__Entries supplied__
Segment Open

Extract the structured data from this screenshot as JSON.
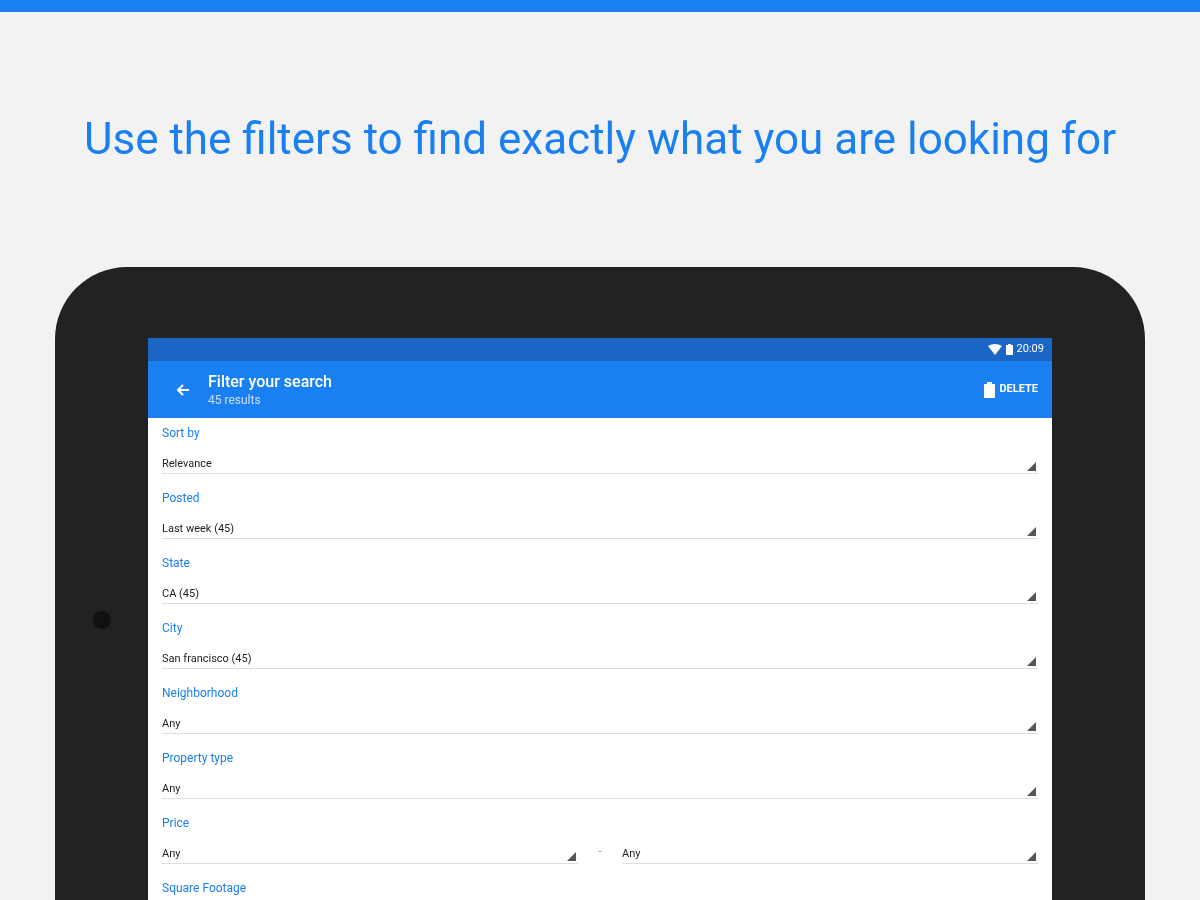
{
  "headline": "Use the filters to find exactly what you are looking for",
  "status_bar": {
    "time": "20:09"
  },
  "app_bar": {
    "title": "Filter your search",
    "subtitle": "45 results",
    "action": "DELETE"
  },
  "fields": [
    {
      "kind": "single",
      "label": "Sort by",
      "value": "Relevance"
    },
    {
      "kind": "single",
      "label": "Posted",
      "value": "Last week (45)"
    },
    {
      "kind": "single",
      "label": "State",
      "value": "CA (45)"
    },
    {
      "kind": "single",
      "label": "City",
      "value": "San francisco (45)"
    },
    {
      "kind": "single",
      "label": "Neighborhood",
      "value": "Any"
    },
    {
      "kind": "single",
      "label": "Property type",
      "value": "Any"
    },
    {
      "kind": "range",
      "label": "Price",
      "from": "Any",
      "separator": "-",
      "to": "Any"
    },
    {
      "kind": "label",
      "label": "Square Footage"
    }
  ]
}
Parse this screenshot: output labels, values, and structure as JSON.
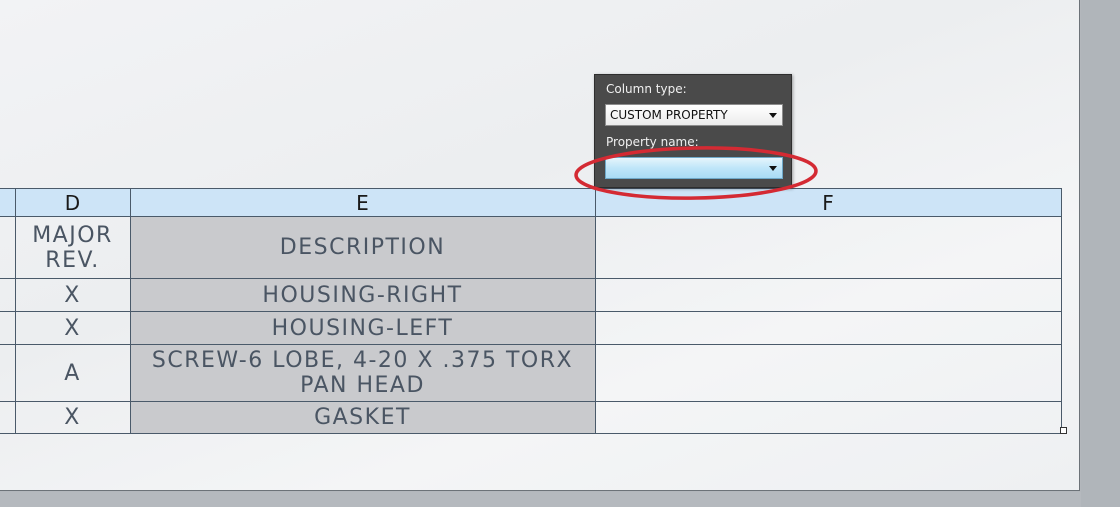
{
  "popup": {
    "column_type_label": "Column type:",
    "column_type_value": "CUSTOM PROPERTY",
    "property_name_label": "Property name:",
    "property_name_value": ""
  },
  "table": {
    "column_headers": [
      "",
      "D",
      "E",
      "F"
    ],
    "rows": [
      {
        "d_line1": "MAJOR",
        "d_line2": "REV.",
        "e_line1": "DESCRIPTION",
        "e_line2": "",
        "f": ""
      },
      {
        "d": "X",
        "e": "HOUSING-RIGHT",
        "f": ""
      },
      {
        "d": "X",
        "e": "HOUSING-LEFT",
        "f": ""
      },
      {
        "d": "A",
        "e_line1": "SCREW-6 LOBE, 4-20 X .375 TORX",
        "e_line2": "PAN HEAD",
        "f": ""
      },
      {
        "d": "X",
        "e": "GASKET",
        "f": ""
      }
    ]
  },
  "colors": {
    "header_bg": "#cde4f7",
    "description_col_bg": "#c9cacd",
    "highlight": "#d42a33",
    "popup_bg": "#4a4a4a"
  }
}
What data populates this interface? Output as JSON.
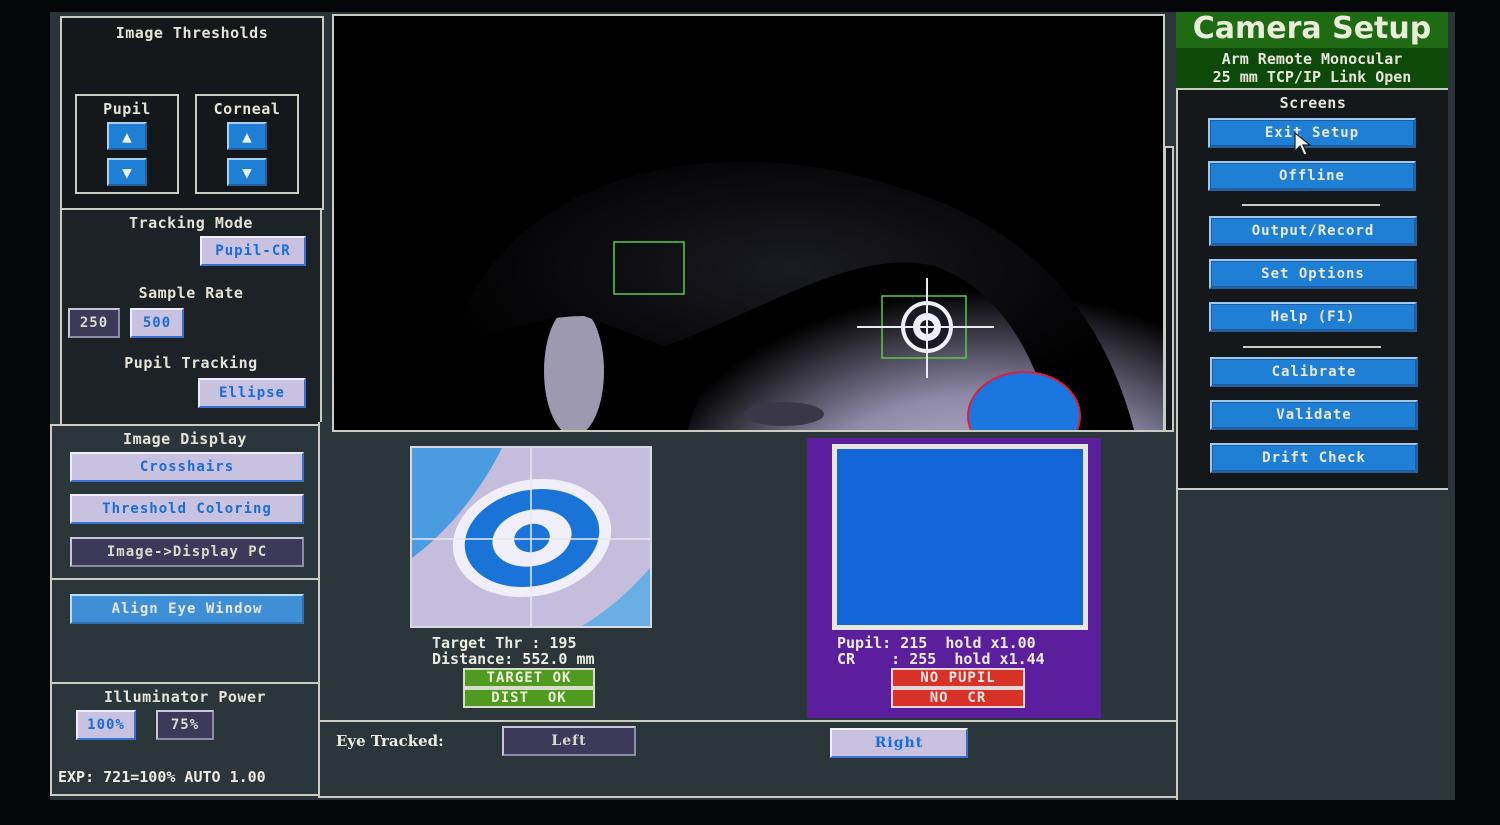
{
  "title": {
    "main": "Camera Setup",
    "line1": "Arm Remote Monocular",
    "line2": "25 mm TCP/IP Link Open"
  },
  "colors": {
    "title_green": "#1e6b14",
    "subtitle_green": "#0d4a0a",
    "button_blue": "#1f7fd4",
    "button_lavender": "#c8c2e0",
    "button_dim": "#3c3a58",
    "status_ok": "#4f9a1f",
    "status_error": "#d83228",
    "purple_panel": "#5b1f9e"
  },
  "thresholds": {
    "heading": "Image Thresholds",
    "pupil_label": "Pupil",
    "corneal_label": "Corneal",
    "up_icon": "▲",
    "down_icon": "▼"
  },
  "tracking_mode": {
    "heading": "Tracking Mode",
    "value": "Pupil-CR"
  },
  "sample_rate": {
    "heading": "Sample Rate",
    "options": [
      "250",
      "500"
    ],
    "selected": "500"
  },
  "pupil_tracking": {
    "heading": "Pupil Tracking",
    "value": "Ellipse"
  },
  "image_display": {
    "heading": "Image Display",
    "crosshairs": "Crosshairs",
    "threshold_coloring": "Threshold Coloring",
    "image_display_pc": "Image->Display PC"
  },
  "align": {
    "label": "Align Eye Window"
  },
  "illuminator": {
    "heading": "Illuminator Power",
    "options": [
      "100%",
      "75%"
    ],
    "selected": "100%",
    "exp_line": "EXP: 721=100% AUTO 1.00"
  },
  "target_info": {
    "line1": "Target Thr : 195",
    "line2": "Distance: 552.0 mm",
    "status1": "TARGET OK",
    "status2": "DIST  OK"
  },
  "eye_info": {
    "line1": "Pupil: 215  hold x1.00",
    "line2": "CR    : 255  hold x1.44",
    "status1": "NO PUPIL",
    "status2": "NO  CR"
  },
  "eye_tracked": {
    "label": "Eye Tracked:",
    "left": "Left",
    "right": "Right",
    "selected": "Right"
  },
  "screens": {
    "heading": "Screens",
    "group1": [
      "Exit Setup",
      "Offline"
    ],
    "group2": [
      "Output/Record",
      "Set Options",
      "Help (F1)"
    ],
    "group3": [
      "Calibrate",
      "Validate",
      "Drift Check"
    ]
  }
}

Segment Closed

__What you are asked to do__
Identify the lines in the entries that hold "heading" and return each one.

__Answer to the problem__
    "heading": "Image Thresholds",
    "heading": "Tracking Mode",
    "heading": "Sample Rate",
    "heading": "Pupil Tracking",
    "heading": "Image Display",
    "heading": "Illuminator Power",
    "heading": "Screens",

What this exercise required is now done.